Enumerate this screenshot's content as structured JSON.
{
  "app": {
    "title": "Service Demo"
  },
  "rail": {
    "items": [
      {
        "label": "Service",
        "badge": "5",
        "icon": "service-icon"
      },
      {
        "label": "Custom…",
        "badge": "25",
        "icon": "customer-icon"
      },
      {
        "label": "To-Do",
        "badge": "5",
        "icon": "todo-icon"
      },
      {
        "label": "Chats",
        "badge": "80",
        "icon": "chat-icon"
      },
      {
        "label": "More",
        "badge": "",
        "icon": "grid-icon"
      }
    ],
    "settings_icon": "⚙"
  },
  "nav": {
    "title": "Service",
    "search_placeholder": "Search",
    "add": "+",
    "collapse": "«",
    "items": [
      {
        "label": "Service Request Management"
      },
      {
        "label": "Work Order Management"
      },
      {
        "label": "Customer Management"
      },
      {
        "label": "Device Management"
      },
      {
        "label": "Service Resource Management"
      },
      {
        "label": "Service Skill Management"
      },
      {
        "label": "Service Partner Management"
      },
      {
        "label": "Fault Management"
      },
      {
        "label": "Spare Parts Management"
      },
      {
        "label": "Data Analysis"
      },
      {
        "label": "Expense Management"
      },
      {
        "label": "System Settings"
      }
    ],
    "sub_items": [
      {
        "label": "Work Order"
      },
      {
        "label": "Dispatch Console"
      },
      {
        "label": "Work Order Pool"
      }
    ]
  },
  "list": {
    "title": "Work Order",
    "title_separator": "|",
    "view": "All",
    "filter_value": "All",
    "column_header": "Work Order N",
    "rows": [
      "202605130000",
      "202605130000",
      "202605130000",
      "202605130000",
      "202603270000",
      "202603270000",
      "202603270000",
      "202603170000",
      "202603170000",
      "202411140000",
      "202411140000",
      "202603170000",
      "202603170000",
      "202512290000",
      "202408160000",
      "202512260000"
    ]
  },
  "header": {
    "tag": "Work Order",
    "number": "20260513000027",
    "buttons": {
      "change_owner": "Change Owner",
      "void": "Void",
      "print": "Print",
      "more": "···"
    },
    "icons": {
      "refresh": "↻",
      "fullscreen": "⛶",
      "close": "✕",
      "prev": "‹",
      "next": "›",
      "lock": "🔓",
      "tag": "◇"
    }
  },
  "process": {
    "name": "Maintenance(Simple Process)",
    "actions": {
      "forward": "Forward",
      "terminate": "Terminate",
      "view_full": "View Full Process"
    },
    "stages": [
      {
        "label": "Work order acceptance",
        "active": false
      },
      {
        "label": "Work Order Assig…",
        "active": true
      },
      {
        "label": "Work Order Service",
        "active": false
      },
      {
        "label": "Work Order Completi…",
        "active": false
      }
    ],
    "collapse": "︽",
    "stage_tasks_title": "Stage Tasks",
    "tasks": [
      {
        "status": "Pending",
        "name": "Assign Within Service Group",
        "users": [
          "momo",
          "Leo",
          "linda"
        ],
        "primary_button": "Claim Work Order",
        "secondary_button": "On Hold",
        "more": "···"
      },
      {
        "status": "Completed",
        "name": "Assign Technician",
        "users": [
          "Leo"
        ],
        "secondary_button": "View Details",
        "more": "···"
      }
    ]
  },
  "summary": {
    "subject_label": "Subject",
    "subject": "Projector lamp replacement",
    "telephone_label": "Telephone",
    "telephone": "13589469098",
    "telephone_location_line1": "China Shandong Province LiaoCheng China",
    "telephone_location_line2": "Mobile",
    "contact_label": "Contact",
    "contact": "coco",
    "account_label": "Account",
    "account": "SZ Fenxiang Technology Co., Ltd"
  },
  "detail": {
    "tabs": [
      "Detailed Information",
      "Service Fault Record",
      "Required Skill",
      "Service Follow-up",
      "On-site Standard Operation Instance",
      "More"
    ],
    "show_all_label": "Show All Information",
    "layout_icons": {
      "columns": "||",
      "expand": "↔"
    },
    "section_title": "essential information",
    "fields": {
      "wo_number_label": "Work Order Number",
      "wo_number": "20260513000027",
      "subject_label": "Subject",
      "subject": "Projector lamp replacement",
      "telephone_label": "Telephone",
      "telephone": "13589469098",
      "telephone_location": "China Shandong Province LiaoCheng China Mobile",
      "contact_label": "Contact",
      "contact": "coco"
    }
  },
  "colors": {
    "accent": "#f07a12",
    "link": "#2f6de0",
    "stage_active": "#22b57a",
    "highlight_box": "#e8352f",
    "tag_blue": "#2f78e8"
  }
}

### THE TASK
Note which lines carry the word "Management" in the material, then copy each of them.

### ANSWER FOR THE TASK
        "label": "Service Request Management"
        "label": "Work Order Management"
        "label": "Customer Management"
        "label": "Device Management"
        "label": "Service Resource Management"
        "label": "Service Skill Management"
        "label": "Service Partner Management"
        "label": "Fault Management"
        "label": "Spare Parts Management"
        "label": "Expense Management"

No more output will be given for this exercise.